Note: Those taking insulin are at most risk of hypoglycaemia during exercise and it is strongly recommended you check your blood sugar before and after all exercise sessions.

One of the easiest ways to make a positive change to your health following a heart attack is to spend less time sitting. Where possible, incorporate some of these suggestions below:

  • Take a break from the computer/work station every 30 minutes to grab a drink of water (drinking water will also remind you to break up the sitting with increased trips to the bathroom)
  • Park your car a small distance from your destination
  • Use the stairs where possible
  • Return your shopping trolley to the store
  • Walk to the dairy/shops rather than drive
  • Wash your car
  • Stand up and go for a walk or do some stretches during the TV advertisement breaks
  • Get off the bus a stop or two early and walk the rest of the route to your destination
  • Walk the dog – don’t just watch the dog walk

Whilst these don’t seem a lot on their own, if you do several of these each day, it will have a significant effect over time.

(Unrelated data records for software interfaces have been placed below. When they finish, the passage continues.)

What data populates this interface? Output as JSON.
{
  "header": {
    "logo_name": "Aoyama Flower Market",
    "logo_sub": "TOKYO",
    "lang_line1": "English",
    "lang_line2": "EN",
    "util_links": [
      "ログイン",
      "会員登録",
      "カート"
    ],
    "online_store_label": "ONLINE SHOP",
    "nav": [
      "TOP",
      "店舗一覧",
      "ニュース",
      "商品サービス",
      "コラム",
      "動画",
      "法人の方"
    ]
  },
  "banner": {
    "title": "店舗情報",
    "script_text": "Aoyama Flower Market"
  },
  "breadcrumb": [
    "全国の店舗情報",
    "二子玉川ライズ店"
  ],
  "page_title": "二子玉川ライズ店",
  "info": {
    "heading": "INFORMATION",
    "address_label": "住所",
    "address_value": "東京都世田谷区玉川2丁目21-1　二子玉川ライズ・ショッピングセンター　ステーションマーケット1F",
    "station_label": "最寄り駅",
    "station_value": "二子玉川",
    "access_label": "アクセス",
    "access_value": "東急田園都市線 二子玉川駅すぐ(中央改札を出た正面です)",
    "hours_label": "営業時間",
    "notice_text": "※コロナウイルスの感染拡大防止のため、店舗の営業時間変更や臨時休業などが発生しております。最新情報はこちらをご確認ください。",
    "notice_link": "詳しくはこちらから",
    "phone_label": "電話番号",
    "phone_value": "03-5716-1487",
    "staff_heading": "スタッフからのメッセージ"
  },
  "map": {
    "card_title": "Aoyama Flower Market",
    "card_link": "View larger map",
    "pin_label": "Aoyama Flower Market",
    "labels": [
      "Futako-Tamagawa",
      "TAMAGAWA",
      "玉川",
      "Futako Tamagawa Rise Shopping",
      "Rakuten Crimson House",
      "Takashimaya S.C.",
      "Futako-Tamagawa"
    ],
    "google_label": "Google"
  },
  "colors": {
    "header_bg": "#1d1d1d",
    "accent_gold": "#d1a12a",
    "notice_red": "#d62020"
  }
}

Once you've recovered from your heart attack, regular aerobic exercise will be a crucial part of your long-term treatment. Check out Sport New Zealand or search our Heart Help Directory for an exercise group near you.

Find a local exercise group